'In this brilliant book Imogen Tyler explores the new political and psychosocial landscapes of the UK. She charts the emergence of new, precarious, political collectives and the co-option of protest against neoliberal hegemonies. Tyler offers a stunning re-analysis of social abjection. This is just one of this book's crowning achievements. The arguments and analyses will inspire and fascinate all those seeking to understand contemporary social insecurities.' - Margaret Wetherell, emeritus professor, The Open University, and professor of social psychology, The University of Auckland.
'Imogen Tyler has given us a powerful and deeply moving account of how social abjection is produced, lived, and resisted in contemporary Britain. Foregrounding issues of migrant illegality, social class, citizenship, and protest, Revolting Subjects is a forceful return to the best cultural studies tradition, one devoted to impassioned intellectual energy and oppositional politics.' - Katarzyna Marciniak, Ohio University, author of Alienhood: Citizenship, Exile, and the Logic of Difference
'A brilliant must-read book. Tyler brings an ambitious and unique urgency of voice to the 'revolting subject' of heightened inequalities in neoliberal times. Perspectives of valueless-ness are forcibly shifted with persistent attentiveness and interdisciplinary observance of affect, abjection and disgust; of protest, publics and politics; of youth, parenting and popular (mis)representation. Hard edges of intersecting social divisions sit with a caring call for 'common grounds', to be revolt-ing. Revolting Subjects truely conveys the essence of active, public sociology...' - Professor Yvette Taylor, Head of the Weeks Centre for Social and Policy Research, London South Bank University.

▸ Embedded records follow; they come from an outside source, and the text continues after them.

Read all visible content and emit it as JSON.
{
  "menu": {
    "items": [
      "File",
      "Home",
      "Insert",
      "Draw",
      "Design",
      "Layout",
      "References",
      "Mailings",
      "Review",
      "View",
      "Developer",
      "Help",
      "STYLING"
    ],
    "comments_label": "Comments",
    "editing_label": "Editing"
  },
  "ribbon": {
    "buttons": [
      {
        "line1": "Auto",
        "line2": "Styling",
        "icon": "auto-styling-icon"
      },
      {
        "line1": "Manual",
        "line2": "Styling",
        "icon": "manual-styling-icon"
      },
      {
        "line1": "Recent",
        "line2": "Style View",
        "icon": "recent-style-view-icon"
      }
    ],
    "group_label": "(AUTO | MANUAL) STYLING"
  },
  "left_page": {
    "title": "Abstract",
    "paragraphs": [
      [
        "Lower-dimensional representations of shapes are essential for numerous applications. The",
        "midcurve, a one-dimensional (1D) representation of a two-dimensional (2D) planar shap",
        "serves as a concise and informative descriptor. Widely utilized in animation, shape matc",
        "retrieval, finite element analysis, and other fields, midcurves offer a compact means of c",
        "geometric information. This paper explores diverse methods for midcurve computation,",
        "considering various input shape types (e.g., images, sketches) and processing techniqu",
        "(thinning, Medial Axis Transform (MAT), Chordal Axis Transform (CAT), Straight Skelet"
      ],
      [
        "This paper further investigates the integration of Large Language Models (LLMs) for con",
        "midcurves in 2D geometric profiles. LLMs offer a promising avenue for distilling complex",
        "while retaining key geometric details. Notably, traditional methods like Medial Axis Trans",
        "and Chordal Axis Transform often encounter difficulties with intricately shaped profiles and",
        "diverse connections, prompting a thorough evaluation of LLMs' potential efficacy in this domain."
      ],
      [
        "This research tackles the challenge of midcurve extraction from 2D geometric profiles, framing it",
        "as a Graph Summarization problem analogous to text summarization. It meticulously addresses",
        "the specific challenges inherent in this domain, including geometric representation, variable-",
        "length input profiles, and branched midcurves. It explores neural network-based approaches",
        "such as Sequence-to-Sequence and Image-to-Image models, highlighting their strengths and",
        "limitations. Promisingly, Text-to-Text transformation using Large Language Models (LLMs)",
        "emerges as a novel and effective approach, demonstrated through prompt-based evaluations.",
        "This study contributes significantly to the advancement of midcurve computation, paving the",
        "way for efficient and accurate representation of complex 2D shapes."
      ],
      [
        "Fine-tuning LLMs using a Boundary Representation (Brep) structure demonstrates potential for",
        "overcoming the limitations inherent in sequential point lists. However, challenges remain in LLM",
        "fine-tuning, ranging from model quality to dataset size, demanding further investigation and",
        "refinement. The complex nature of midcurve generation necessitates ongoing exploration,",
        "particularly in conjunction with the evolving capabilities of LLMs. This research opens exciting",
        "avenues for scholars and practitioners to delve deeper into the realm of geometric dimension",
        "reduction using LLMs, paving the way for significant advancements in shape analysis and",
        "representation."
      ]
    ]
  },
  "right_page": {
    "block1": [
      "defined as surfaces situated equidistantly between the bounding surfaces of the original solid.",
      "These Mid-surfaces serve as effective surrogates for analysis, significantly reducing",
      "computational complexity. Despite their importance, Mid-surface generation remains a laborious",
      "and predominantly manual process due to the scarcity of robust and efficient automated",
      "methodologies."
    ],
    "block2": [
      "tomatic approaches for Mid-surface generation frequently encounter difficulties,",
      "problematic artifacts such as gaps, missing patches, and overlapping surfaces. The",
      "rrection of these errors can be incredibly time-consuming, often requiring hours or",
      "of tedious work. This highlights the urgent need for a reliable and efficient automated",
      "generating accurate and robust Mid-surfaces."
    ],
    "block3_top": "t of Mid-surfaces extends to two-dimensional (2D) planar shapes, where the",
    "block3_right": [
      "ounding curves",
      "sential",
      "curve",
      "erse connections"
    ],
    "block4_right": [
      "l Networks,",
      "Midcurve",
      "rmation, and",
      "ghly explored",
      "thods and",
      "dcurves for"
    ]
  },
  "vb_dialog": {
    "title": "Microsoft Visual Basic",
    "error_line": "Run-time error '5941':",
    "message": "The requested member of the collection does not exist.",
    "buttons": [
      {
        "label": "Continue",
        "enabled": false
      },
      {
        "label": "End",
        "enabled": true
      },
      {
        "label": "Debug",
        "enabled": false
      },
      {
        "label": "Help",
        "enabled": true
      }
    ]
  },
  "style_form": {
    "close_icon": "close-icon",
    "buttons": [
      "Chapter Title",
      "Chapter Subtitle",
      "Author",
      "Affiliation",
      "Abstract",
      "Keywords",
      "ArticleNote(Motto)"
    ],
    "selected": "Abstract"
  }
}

'I can only hope that Revolting Subjects will be widely read beyond its disciplinary grounding in sociology/cultural studies, and indeed beyond academia: it offers both analytic fortitude and refreshing political inspiration. It is a nothing short of a beautiful heresy in these revolting times.' Tom Slater, in Antipode: A Radical Journal of Geography
Table of Contents
Introduction: revolting subjects
1. Social abjection
2. The abject politics of British citizenship
3. The asylum invasion complex
4. Naked protest: maternal politics and the feminist commons
5. The Big Society: eviction and occupation
6. Britain and its poor
7. The kids are revolting
About the Author:
Imogen Tyler is a senior lecturer in sociology and co-director of the Centre for Gender and Women's Studies at Lancaster University. She specializes in the area of marginal social identities, a topic which brings together research on asylum and migration, borders, sexual politics, motherhood, race and ethnicity, disability, social class and poverty. Her work focuses on representation and mediation and the relationship between social theory and activism. Other recent publications include a special issue of Feminist Review (with C. Gatrell) on the theme of 'Birth', a special issue of Studies in the Maternal (with T. Jensen) on the theme of 'Austerity Parenting', a special issue of Citizenship Studies on the theme of `Immigrant Protest` (2013) and a book (with K. Marciniak), Immigrant Protest: Politics, Aesthetics, and Everyday Dissent (SUNY, forthcoming).
- TEASER TRAILER: Europe On The Brink; Debt Crisis and Dissent in the European Periphery
- ASSATA: AN AUTOBIOGRAPHY - Launch event round-up!
- COMPETITION - win a limited edition Assata Tee and a copy of 'Assata: An Autobiography'!
- WATCH: The End of Capitalism: Robert Wade, Pippa Malmgren and Pnina Werbner debate
- Assata Shakur's story "stands the test of time"